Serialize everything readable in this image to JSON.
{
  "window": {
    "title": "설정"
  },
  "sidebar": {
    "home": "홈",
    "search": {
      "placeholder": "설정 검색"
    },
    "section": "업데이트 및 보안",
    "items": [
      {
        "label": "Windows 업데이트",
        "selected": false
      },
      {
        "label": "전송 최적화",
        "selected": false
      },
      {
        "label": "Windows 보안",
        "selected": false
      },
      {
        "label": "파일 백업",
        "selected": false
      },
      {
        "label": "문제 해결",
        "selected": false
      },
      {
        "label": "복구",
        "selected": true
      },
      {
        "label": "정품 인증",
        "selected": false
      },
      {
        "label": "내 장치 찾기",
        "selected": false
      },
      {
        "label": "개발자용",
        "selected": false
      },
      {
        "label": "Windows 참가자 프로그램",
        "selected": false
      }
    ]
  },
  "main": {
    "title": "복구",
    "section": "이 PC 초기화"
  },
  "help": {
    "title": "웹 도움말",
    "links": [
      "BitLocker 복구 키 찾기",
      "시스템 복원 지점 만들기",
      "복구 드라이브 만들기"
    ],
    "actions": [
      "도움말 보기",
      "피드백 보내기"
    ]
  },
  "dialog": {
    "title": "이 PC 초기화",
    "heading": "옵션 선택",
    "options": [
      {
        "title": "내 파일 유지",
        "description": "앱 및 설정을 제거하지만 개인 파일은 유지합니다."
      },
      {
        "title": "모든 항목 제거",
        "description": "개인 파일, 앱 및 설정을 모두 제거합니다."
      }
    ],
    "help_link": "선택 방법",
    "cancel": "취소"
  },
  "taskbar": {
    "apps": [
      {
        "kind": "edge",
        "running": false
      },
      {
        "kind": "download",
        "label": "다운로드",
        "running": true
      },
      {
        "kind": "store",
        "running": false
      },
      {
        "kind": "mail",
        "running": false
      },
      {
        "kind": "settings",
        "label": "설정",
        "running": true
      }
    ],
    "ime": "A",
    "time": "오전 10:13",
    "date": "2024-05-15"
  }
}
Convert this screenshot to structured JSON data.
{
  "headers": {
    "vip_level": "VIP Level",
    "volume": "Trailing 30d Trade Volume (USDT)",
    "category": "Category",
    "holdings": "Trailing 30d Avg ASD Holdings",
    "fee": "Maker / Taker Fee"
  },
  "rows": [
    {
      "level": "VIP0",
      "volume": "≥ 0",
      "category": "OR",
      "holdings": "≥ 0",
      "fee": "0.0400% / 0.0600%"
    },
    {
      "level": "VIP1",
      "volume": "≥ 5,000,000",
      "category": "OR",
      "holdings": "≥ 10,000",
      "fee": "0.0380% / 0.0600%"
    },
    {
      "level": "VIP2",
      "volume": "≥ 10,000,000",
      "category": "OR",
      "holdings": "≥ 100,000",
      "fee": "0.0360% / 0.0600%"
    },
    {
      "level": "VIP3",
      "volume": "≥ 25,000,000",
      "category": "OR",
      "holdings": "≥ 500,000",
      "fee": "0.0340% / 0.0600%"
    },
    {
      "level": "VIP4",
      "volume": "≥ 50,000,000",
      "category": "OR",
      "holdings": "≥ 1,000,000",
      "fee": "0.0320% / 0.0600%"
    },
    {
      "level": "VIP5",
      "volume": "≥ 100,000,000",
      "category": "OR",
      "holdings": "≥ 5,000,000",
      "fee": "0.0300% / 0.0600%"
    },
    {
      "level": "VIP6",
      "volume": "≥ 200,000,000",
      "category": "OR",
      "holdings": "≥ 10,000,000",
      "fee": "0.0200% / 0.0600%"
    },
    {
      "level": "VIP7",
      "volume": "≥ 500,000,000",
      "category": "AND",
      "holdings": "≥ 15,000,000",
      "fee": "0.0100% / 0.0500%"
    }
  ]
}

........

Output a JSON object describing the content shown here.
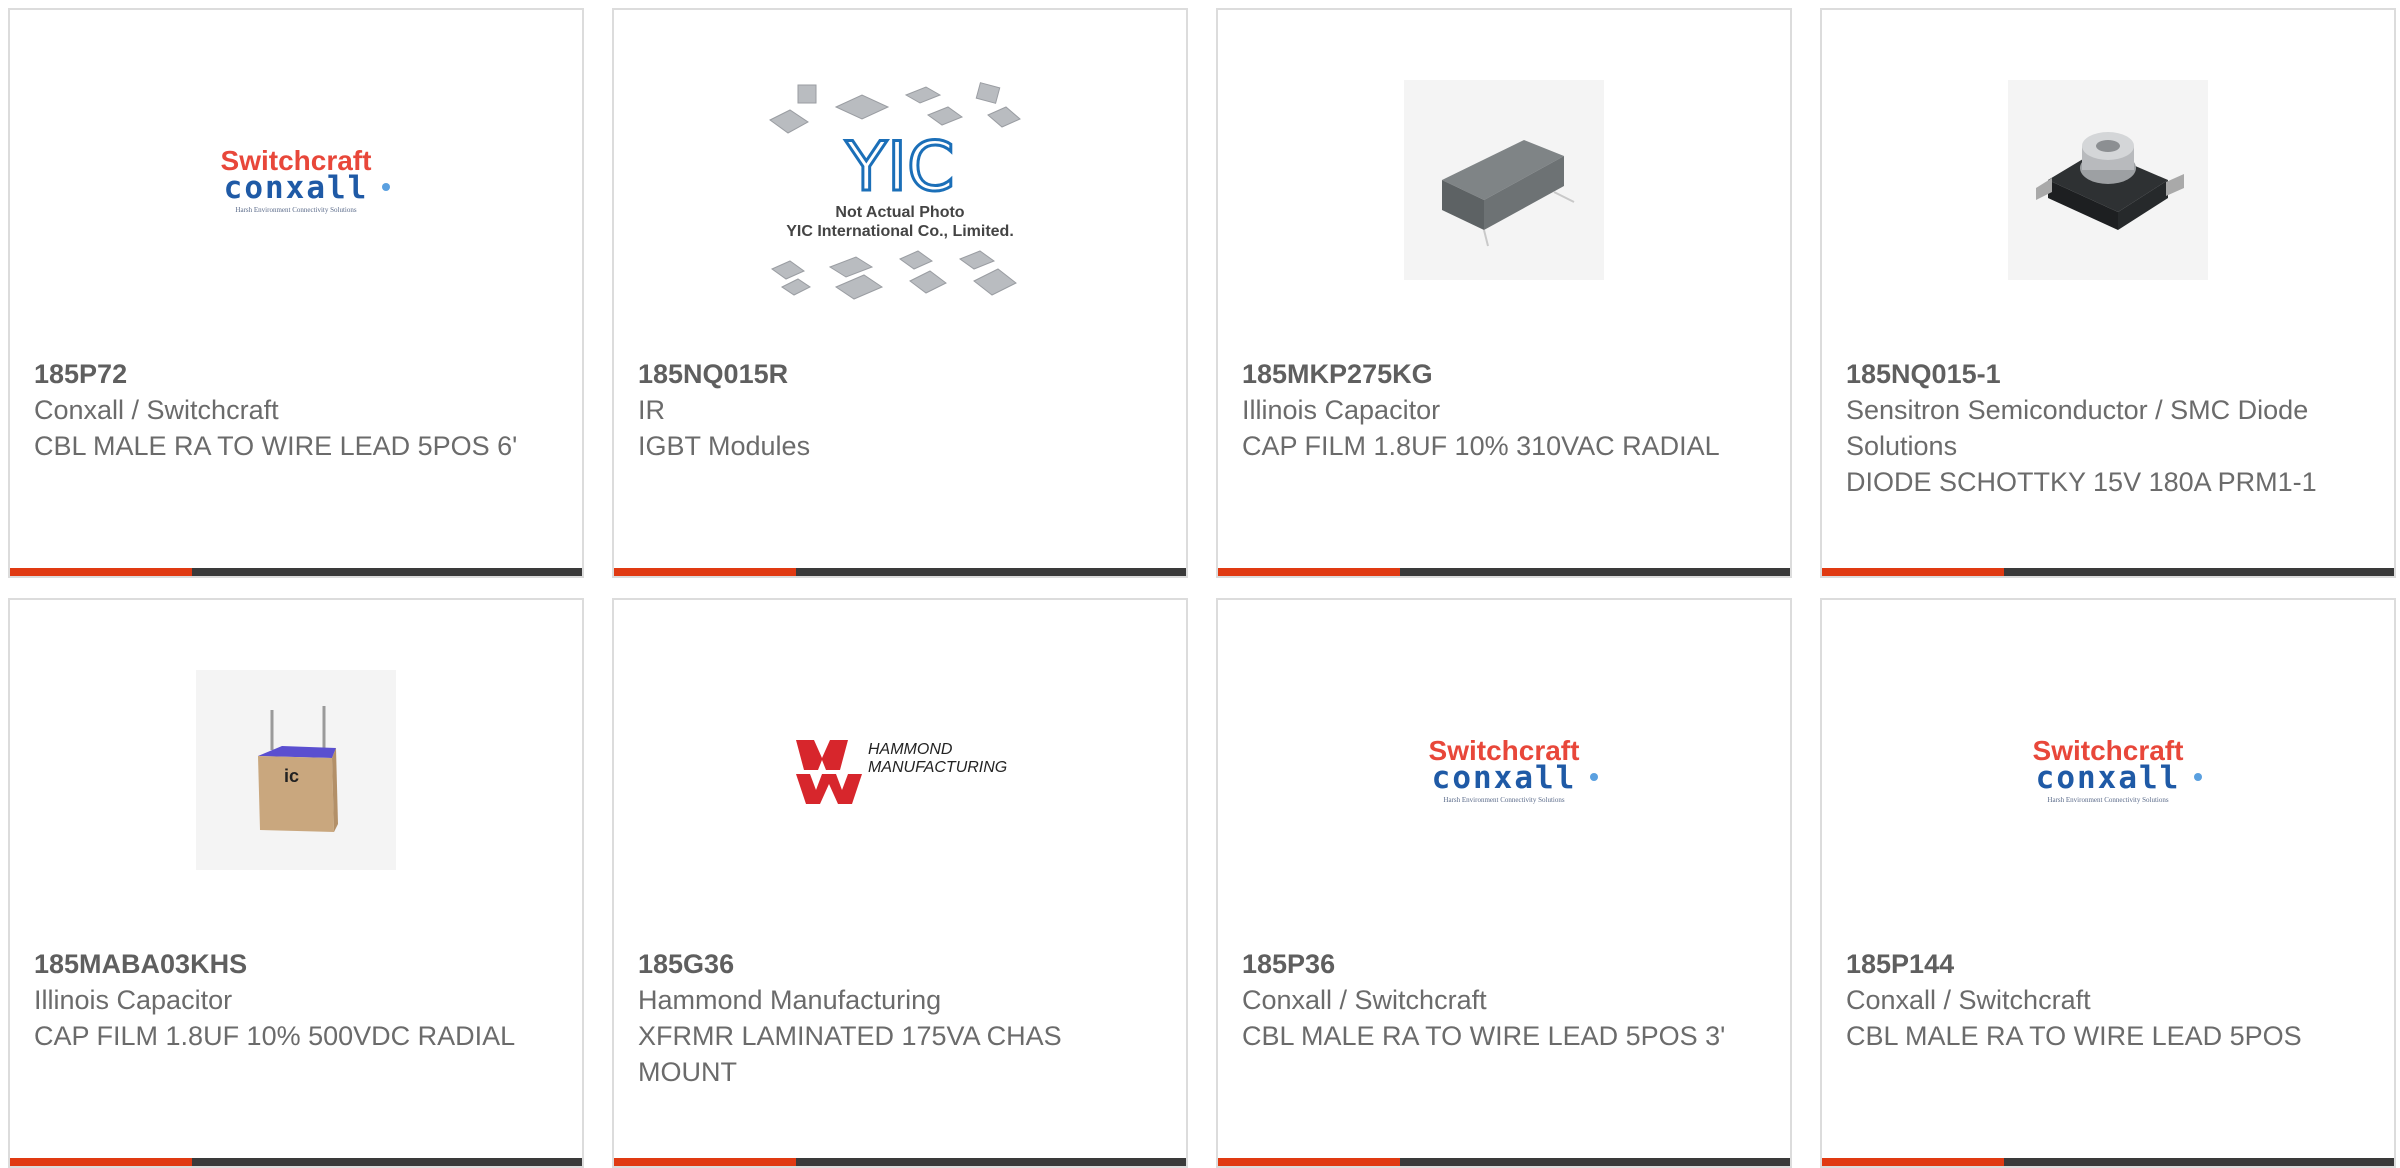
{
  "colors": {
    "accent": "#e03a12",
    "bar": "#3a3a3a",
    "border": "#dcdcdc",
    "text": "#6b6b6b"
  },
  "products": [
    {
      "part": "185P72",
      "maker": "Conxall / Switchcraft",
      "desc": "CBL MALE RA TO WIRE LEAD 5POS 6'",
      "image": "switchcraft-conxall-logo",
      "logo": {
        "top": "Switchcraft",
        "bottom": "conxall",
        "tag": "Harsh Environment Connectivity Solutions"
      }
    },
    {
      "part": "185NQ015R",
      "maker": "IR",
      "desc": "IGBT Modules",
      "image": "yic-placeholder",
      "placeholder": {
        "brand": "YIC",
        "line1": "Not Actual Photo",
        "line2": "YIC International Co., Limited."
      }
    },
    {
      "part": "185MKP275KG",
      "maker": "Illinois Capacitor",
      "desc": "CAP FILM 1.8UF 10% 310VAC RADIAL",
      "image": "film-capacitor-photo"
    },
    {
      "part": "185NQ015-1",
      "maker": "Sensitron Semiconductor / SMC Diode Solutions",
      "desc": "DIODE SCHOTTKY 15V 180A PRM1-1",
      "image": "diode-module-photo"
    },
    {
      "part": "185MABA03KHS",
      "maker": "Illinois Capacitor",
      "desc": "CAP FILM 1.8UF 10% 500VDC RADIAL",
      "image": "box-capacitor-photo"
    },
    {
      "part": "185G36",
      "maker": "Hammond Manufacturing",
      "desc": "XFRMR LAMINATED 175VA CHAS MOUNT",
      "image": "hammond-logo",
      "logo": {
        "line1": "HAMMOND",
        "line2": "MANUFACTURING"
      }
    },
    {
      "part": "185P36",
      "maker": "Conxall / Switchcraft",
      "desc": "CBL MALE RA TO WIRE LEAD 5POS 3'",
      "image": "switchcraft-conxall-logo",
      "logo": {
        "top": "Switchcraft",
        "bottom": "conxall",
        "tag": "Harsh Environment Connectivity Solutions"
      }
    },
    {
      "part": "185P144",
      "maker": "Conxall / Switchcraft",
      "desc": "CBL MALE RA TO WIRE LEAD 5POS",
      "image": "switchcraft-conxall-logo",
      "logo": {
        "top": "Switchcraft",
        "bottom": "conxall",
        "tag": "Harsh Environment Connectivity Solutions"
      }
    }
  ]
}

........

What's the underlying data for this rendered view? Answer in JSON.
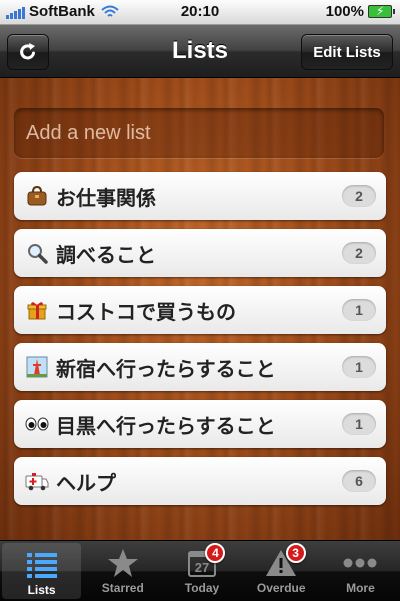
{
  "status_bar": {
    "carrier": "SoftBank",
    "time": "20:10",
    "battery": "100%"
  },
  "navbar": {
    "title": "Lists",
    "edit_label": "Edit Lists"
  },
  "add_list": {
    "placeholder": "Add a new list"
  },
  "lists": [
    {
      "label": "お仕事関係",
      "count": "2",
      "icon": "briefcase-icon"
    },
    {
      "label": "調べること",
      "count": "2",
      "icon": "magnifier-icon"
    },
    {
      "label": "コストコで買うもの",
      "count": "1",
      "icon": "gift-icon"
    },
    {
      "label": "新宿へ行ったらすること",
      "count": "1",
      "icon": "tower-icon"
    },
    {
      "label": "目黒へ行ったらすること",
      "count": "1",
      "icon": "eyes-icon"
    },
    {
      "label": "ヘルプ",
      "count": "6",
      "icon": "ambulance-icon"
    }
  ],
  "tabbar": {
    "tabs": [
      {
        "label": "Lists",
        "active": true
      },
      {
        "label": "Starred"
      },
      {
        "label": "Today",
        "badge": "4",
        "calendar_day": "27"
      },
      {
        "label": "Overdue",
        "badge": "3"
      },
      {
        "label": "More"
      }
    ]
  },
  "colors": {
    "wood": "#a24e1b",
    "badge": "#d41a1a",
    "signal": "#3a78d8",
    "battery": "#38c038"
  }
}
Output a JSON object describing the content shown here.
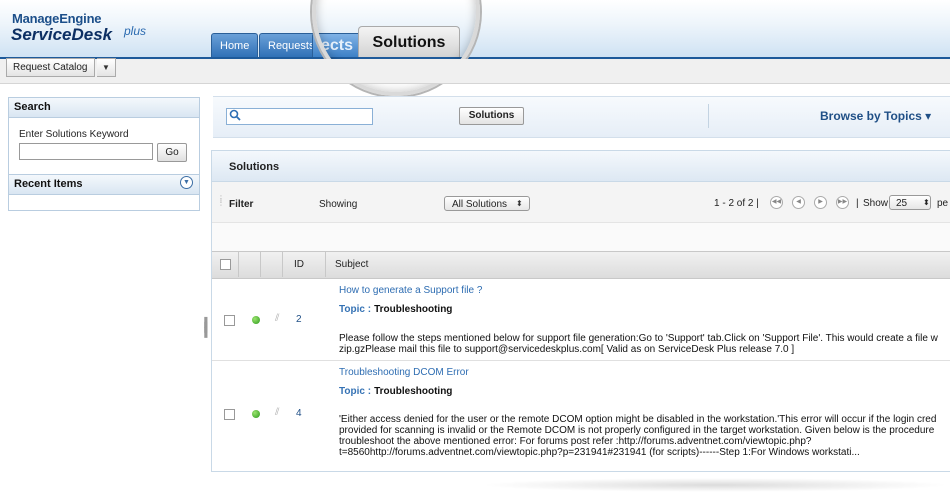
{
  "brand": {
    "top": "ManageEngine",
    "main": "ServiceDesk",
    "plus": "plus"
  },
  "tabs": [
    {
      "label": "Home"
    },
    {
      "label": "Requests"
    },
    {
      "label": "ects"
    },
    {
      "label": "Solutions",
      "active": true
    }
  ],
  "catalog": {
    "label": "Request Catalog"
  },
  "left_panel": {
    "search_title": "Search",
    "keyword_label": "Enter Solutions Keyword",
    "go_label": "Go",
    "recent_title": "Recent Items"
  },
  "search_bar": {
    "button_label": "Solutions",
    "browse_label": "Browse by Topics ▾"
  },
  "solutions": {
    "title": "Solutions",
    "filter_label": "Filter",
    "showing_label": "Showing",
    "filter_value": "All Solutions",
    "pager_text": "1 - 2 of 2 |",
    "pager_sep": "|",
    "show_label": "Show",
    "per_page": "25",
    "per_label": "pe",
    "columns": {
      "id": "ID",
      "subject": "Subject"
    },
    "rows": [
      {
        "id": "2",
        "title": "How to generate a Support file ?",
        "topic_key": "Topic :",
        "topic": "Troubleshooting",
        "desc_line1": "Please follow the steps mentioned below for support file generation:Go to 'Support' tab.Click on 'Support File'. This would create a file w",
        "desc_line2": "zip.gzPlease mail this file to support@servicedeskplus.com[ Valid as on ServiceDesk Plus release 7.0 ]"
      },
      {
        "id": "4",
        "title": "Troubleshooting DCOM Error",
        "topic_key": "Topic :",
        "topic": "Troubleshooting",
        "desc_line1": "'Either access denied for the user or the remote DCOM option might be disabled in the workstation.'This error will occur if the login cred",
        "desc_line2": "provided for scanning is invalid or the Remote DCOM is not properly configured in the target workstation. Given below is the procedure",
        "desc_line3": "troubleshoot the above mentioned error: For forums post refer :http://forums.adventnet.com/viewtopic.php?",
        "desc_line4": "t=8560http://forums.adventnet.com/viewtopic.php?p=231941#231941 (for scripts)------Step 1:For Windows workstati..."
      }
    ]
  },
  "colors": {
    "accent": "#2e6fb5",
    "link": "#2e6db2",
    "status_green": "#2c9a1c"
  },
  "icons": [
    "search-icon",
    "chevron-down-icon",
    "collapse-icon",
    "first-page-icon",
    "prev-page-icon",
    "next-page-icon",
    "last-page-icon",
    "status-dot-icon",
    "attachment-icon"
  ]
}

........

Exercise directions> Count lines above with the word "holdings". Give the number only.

Expected output> 9